All options for the 2,500 US troops currently in Afghanistan "remain on the table", a State Department spokeswoman stated on Monday.
She added that the US has "not made any decisions about our force posture in Afghanistan after 1 May".
The statement comes shortly after Secretary of State Antony Blinken reportedly pointed out in a letter to Afghan President Ashraf Ghani that the White House is "considering the full withdrawal of [US] forces [from Afghanistan] by May 1st as we consider other options".
The letter's veracity was confirmed by senior Afghan officials but rejected by the State Department.
According to Blinken, the US is making efforts "to move matters more fundamentally and quickly toward a settlement and a permanent and comprehensive cease-fire" in Afghanistan.
In the letter, the secretary of state ostensibly asked the UN to convene foreign ministers and envoys from China, India, Iran, Pakistan, Russia, and the US in order "to discuss a unified approach to supporting peace in Afghanistan".
Blinken also reportedly voiced concern that if the US withdraws its troops from Afghanistan, "the security situation [there] will worsen", which may help the Taliban make "rapid territorial gains". The secretary of state expressed hope that Ghani would "understand the urgency" of his tone, according to the letter.
No Hasty Exit From Afghanistan, Pentagon Says
The reported remarks came after the Pentagon said in a statement in mid-February that Secretary of Defence Lloyd Austin pledged that the US would not leave Afghanistan in a hasty manner.

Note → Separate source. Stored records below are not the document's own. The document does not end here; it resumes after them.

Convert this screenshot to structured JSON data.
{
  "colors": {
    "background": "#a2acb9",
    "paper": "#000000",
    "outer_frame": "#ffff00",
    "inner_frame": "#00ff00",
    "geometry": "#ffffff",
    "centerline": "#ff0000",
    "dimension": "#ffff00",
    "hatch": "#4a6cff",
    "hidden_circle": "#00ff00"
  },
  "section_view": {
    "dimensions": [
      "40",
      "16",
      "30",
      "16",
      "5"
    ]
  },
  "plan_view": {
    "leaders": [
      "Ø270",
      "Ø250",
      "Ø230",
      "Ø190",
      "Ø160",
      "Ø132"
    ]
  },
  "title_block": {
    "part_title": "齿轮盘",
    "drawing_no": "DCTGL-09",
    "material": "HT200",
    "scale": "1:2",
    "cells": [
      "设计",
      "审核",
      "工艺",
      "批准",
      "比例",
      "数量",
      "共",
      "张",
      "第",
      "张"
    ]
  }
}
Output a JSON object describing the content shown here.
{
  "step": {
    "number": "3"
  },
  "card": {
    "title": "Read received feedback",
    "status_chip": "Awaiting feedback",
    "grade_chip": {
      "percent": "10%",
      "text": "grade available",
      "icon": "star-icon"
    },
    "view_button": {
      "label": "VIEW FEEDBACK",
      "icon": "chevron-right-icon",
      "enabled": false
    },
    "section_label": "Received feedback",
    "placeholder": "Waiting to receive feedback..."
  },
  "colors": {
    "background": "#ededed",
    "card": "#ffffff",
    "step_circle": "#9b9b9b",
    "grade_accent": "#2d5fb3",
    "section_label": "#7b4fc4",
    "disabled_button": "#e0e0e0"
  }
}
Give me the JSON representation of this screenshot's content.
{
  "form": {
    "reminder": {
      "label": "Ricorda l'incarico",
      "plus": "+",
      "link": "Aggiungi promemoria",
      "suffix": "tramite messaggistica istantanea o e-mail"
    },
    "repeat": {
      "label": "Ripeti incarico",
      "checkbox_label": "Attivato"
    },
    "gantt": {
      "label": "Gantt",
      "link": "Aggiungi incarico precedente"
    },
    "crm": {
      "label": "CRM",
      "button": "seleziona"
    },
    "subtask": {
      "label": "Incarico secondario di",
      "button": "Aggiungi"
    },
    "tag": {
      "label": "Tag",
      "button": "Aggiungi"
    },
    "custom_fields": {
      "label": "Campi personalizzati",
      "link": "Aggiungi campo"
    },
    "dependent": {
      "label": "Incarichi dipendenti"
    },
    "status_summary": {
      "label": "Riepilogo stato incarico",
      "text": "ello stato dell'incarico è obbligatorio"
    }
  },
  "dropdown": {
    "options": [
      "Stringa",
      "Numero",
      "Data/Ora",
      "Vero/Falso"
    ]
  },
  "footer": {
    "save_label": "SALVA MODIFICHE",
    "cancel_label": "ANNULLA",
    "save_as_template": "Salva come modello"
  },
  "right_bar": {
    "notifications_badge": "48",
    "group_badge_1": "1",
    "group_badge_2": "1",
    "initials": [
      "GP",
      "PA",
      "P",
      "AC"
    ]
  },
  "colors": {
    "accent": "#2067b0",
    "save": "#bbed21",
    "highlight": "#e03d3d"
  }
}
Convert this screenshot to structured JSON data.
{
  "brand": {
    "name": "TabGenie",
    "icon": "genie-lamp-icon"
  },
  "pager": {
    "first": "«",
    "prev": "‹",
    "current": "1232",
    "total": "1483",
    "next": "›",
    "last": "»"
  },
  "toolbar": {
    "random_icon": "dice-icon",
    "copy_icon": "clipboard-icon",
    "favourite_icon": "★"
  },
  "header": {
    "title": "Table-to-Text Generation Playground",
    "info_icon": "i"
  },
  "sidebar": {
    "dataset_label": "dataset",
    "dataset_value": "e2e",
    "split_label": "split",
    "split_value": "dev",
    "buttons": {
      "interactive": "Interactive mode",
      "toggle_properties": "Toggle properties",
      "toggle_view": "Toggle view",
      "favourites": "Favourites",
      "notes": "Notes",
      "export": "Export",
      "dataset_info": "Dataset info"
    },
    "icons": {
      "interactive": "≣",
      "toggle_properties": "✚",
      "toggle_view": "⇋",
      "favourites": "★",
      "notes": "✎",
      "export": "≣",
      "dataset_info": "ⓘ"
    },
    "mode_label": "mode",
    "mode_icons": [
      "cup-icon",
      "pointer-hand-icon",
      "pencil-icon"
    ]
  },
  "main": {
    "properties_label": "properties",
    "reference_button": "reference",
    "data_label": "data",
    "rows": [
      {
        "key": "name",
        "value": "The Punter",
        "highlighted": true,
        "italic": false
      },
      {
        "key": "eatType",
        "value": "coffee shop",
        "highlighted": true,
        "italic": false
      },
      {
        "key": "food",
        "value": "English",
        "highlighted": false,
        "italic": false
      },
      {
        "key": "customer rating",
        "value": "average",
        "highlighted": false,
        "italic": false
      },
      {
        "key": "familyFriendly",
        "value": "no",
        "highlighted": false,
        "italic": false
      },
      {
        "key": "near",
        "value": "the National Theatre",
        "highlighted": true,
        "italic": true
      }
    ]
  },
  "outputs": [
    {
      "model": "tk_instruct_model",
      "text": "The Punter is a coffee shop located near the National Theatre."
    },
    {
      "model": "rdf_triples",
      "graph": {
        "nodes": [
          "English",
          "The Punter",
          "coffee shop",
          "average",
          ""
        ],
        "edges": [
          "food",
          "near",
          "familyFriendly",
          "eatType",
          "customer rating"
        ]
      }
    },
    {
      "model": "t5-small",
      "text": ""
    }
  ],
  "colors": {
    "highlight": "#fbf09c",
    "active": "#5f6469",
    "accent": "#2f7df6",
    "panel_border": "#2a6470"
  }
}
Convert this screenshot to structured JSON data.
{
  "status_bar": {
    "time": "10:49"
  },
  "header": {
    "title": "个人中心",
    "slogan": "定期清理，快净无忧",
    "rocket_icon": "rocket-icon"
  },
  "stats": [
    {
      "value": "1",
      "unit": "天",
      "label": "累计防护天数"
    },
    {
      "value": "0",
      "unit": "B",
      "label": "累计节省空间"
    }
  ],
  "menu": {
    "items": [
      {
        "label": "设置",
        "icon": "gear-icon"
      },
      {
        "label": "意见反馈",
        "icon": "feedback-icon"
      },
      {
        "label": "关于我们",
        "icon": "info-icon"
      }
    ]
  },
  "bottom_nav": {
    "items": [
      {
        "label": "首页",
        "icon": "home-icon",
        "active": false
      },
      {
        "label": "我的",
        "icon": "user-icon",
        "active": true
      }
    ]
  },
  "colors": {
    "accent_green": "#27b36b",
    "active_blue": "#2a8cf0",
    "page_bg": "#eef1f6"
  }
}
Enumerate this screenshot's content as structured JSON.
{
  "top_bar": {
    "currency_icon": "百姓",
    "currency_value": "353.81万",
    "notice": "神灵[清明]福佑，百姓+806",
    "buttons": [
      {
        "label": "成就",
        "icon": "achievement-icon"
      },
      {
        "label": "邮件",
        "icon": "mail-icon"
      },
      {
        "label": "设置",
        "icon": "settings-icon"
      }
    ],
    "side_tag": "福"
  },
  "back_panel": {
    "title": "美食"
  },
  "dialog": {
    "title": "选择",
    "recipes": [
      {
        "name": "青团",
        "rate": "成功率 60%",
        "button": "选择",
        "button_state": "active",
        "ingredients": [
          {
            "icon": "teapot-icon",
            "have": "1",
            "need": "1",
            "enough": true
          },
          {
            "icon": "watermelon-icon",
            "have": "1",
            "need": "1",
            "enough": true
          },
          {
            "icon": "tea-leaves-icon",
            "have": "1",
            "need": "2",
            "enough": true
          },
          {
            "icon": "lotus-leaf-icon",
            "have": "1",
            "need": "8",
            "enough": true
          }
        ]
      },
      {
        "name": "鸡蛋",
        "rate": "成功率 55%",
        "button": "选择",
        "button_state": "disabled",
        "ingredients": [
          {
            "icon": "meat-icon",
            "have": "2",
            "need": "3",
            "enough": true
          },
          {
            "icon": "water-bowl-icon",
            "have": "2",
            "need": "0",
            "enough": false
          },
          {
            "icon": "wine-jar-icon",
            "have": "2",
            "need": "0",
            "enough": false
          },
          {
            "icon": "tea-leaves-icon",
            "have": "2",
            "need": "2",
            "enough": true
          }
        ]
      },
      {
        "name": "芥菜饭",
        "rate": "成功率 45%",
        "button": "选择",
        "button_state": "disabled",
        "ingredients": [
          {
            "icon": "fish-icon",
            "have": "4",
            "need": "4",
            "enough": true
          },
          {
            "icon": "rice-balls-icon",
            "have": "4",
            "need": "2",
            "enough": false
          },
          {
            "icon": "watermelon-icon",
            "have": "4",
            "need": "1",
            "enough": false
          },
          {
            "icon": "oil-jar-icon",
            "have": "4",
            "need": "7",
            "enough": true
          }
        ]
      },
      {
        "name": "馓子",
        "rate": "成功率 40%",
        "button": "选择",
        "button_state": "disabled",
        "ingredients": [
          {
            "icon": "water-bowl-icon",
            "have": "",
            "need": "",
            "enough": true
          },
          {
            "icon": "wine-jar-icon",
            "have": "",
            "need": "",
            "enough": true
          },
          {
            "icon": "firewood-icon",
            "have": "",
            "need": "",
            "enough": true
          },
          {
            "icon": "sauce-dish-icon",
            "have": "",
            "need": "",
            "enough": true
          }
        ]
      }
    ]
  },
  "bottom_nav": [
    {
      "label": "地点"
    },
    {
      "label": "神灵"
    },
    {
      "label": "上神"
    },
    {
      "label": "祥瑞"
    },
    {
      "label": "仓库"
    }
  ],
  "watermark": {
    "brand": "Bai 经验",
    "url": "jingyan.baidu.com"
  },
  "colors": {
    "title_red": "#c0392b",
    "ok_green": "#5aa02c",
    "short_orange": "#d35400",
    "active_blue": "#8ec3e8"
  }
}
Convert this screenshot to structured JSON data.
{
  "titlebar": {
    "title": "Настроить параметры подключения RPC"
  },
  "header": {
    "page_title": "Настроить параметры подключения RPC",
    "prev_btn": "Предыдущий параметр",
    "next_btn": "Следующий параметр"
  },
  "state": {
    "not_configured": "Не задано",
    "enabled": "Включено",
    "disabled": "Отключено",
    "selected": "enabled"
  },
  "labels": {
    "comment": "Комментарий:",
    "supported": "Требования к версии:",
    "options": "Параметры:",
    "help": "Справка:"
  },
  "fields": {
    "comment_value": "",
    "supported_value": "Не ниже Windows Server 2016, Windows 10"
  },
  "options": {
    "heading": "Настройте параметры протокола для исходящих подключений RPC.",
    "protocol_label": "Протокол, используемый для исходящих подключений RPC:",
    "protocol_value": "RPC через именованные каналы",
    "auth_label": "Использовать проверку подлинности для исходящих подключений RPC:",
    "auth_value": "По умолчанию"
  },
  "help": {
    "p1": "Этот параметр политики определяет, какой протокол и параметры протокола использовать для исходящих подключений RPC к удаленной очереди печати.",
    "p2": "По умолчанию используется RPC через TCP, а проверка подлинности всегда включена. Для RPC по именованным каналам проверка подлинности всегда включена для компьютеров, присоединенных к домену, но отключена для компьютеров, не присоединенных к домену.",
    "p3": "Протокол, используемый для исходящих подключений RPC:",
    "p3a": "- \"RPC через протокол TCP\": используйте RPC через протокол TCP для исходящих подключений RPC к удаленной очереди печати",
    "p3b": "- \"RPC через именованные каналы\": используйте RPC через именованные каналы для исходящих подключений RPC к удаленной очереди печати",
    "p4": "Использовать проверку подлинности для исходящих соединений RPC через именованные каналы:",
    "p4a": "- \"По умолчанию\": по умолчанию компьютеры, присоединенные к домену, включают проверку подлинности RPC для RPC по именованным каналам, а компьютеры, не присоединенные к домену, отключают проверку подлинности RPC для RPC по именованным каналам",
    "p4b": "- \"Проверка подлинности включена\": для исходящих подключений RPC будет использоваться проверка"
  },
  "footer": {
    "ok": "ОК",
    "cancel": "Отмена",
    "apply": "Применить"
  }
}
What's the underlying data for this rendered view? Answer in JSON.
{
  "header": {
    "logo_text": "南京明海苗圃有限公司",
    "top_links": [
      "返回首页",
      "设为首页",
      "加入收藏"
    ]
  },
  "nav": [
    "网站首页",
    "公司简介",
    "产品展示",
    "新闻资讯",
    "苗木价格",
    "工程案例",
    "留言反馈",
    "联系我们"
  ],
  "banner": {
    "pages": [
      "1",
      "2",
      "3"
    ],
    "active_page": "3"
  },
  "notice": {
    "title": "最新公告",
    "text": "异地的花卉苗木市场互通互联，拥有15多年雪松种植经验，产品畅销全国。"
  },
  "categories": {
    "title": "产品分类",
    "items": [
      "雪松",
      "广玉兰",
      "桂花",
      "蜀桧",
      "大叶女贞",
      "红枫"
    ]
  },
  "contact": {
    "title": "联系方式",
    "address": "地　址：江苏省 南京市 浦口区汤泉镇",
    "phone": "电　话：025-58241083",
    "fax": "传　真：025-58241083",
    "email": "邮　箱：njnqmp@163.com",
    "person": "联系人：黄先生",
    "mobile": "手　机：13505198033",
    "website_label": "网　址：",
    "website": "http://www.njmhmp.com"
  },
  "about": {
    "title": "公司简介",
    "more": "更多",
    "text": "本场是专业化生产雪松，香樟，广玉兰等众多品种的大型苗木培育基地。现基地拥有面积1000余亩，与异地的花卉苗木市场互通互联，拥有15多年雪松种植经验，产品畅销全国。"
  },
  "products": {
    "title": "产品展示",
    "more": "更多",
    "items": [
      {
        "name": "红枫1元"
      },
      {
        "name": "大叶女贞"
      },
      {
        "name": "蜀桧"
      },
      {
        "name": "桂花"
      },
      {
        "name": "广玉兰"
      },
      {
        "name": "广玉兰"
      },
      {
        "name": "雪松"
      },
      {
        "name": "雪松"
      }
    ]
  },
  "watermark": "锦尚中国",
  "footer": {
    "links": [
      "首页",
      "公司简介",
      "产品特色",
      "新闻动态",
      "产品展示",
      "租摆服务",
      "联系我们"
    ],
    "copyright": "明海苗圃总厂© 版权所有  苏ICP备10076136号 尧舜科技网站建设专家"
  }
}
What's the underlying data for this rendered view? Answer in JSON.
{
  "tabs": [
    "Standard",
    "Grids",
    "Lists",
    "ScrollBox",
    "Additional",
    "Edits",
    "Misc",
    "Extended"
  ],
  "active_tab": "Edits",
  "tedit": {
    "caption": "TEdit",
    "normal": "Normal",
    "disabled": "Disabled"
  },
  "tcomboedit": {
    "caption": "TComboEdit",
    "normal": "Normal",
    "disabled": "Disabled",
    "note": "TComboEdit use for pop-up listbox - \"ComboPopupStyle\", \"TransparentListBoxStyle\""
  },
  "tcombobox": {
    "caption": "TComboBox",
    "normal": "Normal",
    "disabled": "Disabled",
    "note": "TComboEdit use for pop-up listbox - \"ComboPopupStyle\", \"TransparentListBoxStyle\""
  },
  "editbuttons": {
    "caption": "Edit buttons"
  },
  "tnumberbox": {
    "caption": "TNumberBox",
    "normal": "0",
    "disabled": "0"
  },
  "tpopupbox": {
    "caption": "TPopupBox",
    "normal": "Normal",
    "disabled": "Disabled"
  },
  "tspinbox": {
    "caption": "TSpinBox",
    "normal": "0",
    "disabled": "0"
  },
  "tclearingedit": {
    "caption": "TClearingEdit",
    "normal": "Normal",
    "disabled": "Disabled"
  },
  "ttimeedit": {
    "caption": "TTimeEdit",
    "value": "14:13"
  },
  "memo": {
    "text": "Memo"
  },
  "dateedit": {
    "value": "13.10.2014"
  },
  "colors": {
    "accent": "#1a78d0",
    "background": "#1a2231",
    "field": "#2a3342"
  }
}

"He told the [American] allies that the US is conducting a thorough review of the conditions of the US-Taliban Agreement to determine whether all parties have adhered to those conditions. And he made clear that he is committed to consulting with allies and partners throughout this process. He reassured allies that the US would not undertake a hasty or disorderly withdrawal from Afghanistan", the statement underlined.
In a separate agreement at the time, the Taliban urged the US to stick to the Doha peace agreement as the Biden administration put the accord under review.
At the end of his presidential tenure, former President Donald Trump announced significant reductions in American military contingents in Afghanistan and Iraq, with the number of US troops in Afghanistan reduced from 14,000 to 2,500.